In 1987 On the Pig’s Back was published and got very good notices and was awarded The Portico Prize (the best non-fiction entry for the Northwest of England). He was invited to the presentation and agreed to go to Manchester. He said to me, “I suppose you wonder why I refused to go to Sorento but I am going to Manchester”. A friend told Bill that he was approached by a University to find out whether Bill would accept a Doctorate – Bill declined.
The 27th February 1987 was a very special day for us, a friend, Father Gerald Hurst, came to dinner. Bill was at that moment not in the room when he said to me, “You know, Erna, in the eyes of the Church you are not married and now that Bill’s first wife has died (by then she had married three times) you are really living with a widower”. This did not seem very romantic to me and I asked our friend to talk to Bill about it – somehow that evening it was not mentioned again. Later, I told Bill about it, “Oh, yes, I’d be very happy; also when I die I can be anointed”. So we were married and it did take on a special meaning.
The same year Saintly Billy was published and what made Bill happy was that the lovely Dervla Murphy gave him such a good notice. Sadly that winter Bill had another coronary attack and thank God he got well again.
In 1988 The Institute of Higher Education awarded Bill an honorary Fellowship in recognition of his outstanding contribution to aspects of academic and public life valued by the Institute and the local community. It was the first Fellowship to be awarded. Bill was now working on the Dream Mind.
His last two plays for radio were called Derby Day 1 & 2 – they were produced in June 1991 and great to listen to together.

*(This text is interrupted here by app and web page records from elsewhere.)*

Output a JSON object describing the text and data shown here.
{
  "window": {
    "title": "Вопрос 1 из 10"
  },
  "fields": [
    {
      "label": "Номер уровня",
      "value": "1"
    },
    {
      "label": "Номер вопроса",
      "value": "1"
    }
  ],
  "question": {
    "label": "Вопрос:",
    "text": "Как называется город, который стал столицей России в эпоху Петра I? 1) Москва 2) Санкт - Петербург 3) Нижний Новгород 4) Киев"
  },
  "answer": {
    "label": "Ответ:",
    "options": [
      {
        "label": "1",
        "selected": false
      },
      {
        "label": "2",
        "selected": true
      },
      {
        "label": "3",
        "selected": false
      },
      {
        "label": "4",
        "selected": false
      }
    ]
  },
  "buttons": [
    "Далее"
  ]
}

It was a very warm summer, the poor man found the heat too wearying, sadly on September 17th 1991 he suffered a stroke, it was an awful shock. I knew that Bill would have been very unhappy to go to hospital and I had always promised that I would take care of him at home. I had a nurse come in the morning to help me and two strong male nurses came in the evening to help with the bath. In spite of everything these gatherings were full of chat and laughter. For this I was very glad. Luckily it was Bill’s left side which was affected and this meant that he had his speech, for this I thanked God. We were able to talk and he listened to the radio, during the morning he would often listen to Gay Byrne on the Irish station. Another joy was that our dear friends John Boyd, Irving Wardle and dear Paddy Joe Tighe would telephone and could talk to Bill – Paddy Joe kept him informed about Ballyhaunis.
In spite of his illness, I still said thank God that I could take care of him, give him what he needed and have him at home.
On January 9th 1992 at 06.55am the dear man died. I had called our friend Father Hurst who had married us and who had been coming every few days during the illness. About two hours before and in a clear voice Bill responded to him. God rest him, he would have been happy to know that I had a lovely Irish nurse to help me with the last duties. I know Bill did not care for funeral parlours and since the house is big enough, his coffin rested on his desk in his workroom where he had spent many hours, facing over the sea going to Ireland."
|Erna Naughton R.I.P.|
© Copyright Michelle Daly 2014